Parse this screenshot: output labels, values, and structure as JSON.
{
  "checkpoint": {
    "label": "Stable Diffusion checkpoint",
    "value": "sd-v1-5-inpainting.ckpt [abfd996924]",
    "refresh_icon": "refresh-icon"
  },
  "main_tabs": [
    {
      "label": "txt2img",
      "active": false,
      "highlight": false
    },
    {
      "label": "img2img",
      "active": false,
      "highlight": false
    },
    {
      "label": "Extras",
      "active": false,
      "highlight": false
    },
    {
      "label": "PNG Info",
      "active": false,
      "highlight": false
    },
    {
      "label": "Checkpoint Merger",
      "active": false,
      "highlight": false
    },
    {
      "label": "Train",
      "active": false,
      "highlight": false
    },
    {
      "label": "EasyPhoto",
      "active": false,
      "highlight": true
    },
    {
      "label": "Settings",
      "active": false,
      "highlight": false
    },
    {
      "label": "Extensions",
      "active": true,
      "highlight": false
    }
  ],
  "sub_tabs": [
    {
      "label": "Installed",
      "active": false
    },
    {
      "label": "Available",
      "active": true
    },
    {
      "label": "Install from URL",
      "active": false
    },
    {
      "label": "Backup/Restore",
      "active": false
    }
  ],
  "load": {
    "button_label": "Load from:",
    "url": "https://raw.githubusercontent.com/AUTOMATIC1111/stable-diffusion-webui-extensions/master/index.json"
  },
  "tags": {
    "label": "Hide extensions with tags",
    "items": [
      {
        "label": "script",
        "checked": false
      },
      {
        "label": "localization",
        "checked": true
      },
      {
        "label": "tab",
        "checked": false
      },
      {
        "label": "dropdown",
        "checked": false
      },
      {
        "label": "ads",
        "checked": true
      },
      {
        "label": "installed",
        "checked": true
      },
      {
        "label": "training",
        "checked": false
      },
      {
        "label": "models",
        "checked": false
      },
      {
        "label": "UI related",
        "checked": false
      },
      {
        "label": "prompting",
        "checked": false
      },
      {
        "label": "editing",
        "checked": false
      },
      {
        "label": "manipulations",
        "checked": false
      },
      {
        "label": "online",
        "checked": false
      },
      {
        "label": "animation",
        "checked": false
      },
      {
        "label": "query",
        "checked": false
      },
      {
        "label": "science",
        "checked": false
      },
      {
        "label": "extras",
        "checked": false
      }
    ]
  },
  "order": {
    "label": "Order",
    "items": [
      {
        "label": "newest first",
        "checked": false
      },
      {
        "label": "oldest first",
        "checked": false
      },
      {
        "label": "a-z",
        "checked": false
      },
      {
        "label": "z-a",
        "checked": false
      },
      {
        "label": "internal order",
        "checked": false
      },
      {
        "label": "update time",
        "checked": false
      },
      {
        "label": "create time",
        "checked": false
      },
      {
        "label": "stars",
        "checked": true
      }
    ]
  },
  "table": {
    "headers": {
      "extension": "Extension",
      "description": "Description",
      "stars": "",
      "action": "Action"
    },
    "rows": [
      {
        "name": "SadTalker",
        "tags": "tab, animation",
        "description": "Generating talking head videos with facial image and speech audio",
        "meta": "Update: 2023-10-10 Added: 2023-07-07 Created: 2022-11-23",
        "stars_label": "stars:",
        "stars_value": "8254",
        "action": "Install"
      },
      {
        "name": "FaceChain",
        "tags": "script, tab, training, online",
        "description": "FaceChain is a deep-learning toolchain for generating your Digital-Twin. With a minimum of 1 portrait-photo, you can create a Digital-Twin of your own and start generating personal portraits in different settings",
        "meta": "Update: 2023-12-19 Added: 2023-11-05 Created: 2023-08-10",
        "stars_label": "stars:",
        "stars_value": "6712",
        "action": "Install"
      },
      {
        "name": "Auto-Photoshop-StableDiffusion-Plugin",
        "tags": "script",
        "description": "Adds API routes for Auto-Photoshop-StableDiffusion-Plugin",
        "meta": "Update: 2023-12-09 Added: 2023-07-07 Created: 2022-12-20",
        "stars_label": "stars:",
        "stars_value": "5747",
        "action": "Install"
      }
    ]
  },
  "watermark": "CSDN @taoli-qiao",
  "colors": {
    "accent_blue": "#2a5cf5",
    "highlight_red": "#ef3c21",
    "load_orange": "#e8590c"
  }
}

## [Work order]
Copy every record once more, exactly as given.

## [Result of the task]
Parse this screenshot: output labels, values, and structure as JSON.
{
  "checkpoint": {
    "label": "Stable Diffusion checkpoint",
    "value": "sd-v1-5-inpainting.ckpt [abfd996924]",
    "refresh_icon": "refresh-icon"
  },
  "main_tabs": [
    {
      "label": "txt2img",
      "active": false,
      "highlight": false
    },
    {
      "label": "img2img",
      "active": false,
      "highlight": false
    },
    {
      "label": "Extras",
      "active": false,
      "highlight": false
    },
    {
      "label": "PNG Info",
      "active": false,
      "highlight": false
    },
    {
      "label": "Checkpoint Merger",
      "active": false,
      "highlight": false
    },
    {
      "label": "Train",
      "active": false,
      "highlight": false
    },
    {
      "label": "EasyPhoto",
      "active": false,
      "highlight": true
    },
    {
      "label": "Settings",
      "active": false,
      "highlight": false
    },
    {
      "label": "Extensions",
      "active": true,
      "highlight": false
    }
  ],
  "sub_tabs": [
    {
      "label": "Installed",
      "active": false
    },
    {
      "label": "Available",
      "active": true
    },
    {
      "label": "Install from URL",
      "active": false
    },
    {
      "label": "Backup/Restore",
      "active": false
    }
  ],
  "load": {
    "button_label": "Load from:",
    "url": "https://raw.githubusercontent.com/AUTOMATIC1111/stable-diffusion-webui-extensions/master/index.json"
  },
  "tags": {
    "label": "Hide extensions with tags",
    "items": [
      {
        "label": "script",
        "checked": false
      },
      {
        "label": "localization",
        "checked": true
      },
      {
        "label": "tab",
        "checked": false
      },
      {
        "label": "dropdown",
        "checked": false
      },
      {
        "label": "ads",
        "checked": true
      },
      {
        "label": "installed",
        "checked": true
      },
      {
        "label": "training",
        "checked": false
      },
      {
        "label": "models",
        "checked": false
      },
      {
        "label": "UI related",
        "checked": false
      },
      {
        "label": "prompting",
        "checked": false
      },
      {
        "label": "editing",
        "checked": false
      },
      {
        "label": "manipulations",
        "checked": false
      },
      {
        "label": "online",
        "checked": false
      },
      {
        "label": "animation",
        "checked": false
      },
      {
        "label": "query",
        "checked": false
      },
      {
        "label": "science",
        "checked": false
      },
      {
        "label": "extras",
        "checked": false
      }
    ]
  },
  "order": {
    "label": "Order",
    "items": [
      {
        "label": "newest first",
        "checked": false
      },
      {
        "label": "oldest first",
        "checked": false
      },
      {
        "label": "a-z",
        "checked": false
      },
      {
        "label": "z-a",
        "checked": false
      },
      {
        "label": "internal order",
        "checked": false
      },
      {
        "label": "update time",
        "checked": false
      },
      {
        "label": "create time",
        "checked": false
      },
      {
        "label": "stars",
        "checked": true
      }
    ]
  },
  "table": {
    "headers": {
      "extension": "Extension",
      "description": "Description",
      "stars": "",
      "action": "Action"
    },
    "rows": [
      {
        "name": "SadTalker",
        "tags": "tab, animation",
        "description": "Generating talking head videos with facial image and speech audio",
        "meta": "Update: 2023-10-10 Added: 2023-07-07 Created: 2022-11-23",
        "stars_label": "stars:",
        "stars_value": "8254",
        "action": "Install"
      },
      {
        "name": "FaceChain",
        "tags": "script, tab, training, online",
        "description": "FaceChain is a deep-learning toolchain for generating your Digital-Twin. With a minimum of 1 portrait-photo, you can create a Digital-Twin of your own and start generating personal portraits in different settings",
        "meta": "Update: 2023-12-19 Added: 2023-11-05 Created: 2023-08-10",
        "stars_label": "stars:",
        "stars_value": "6712",
        "action": "Install"
      },
      {
        "name": "Auto-Photoshop-StableDiffusion-Plugin",
        "tags": "script",
        "description": "Adds API routes for Auto-Photoshop-StableDiffusion-Plugin",
        "meta": "Update: 2023-12-09 Added: 2023-07-07 Created: 2022-12-20",
        "stars_label": "stars:",
        "stars_value": "5747",
        "action": "Install"
      }
    ]
  },
  "watermark": "CSDN @taoli-qiao",
  "colors": {
    "accent_blue": "#2a5cf5",
    "highlight_red": "#ef3c21",
    "load_orange": "#e8590c"
  }
}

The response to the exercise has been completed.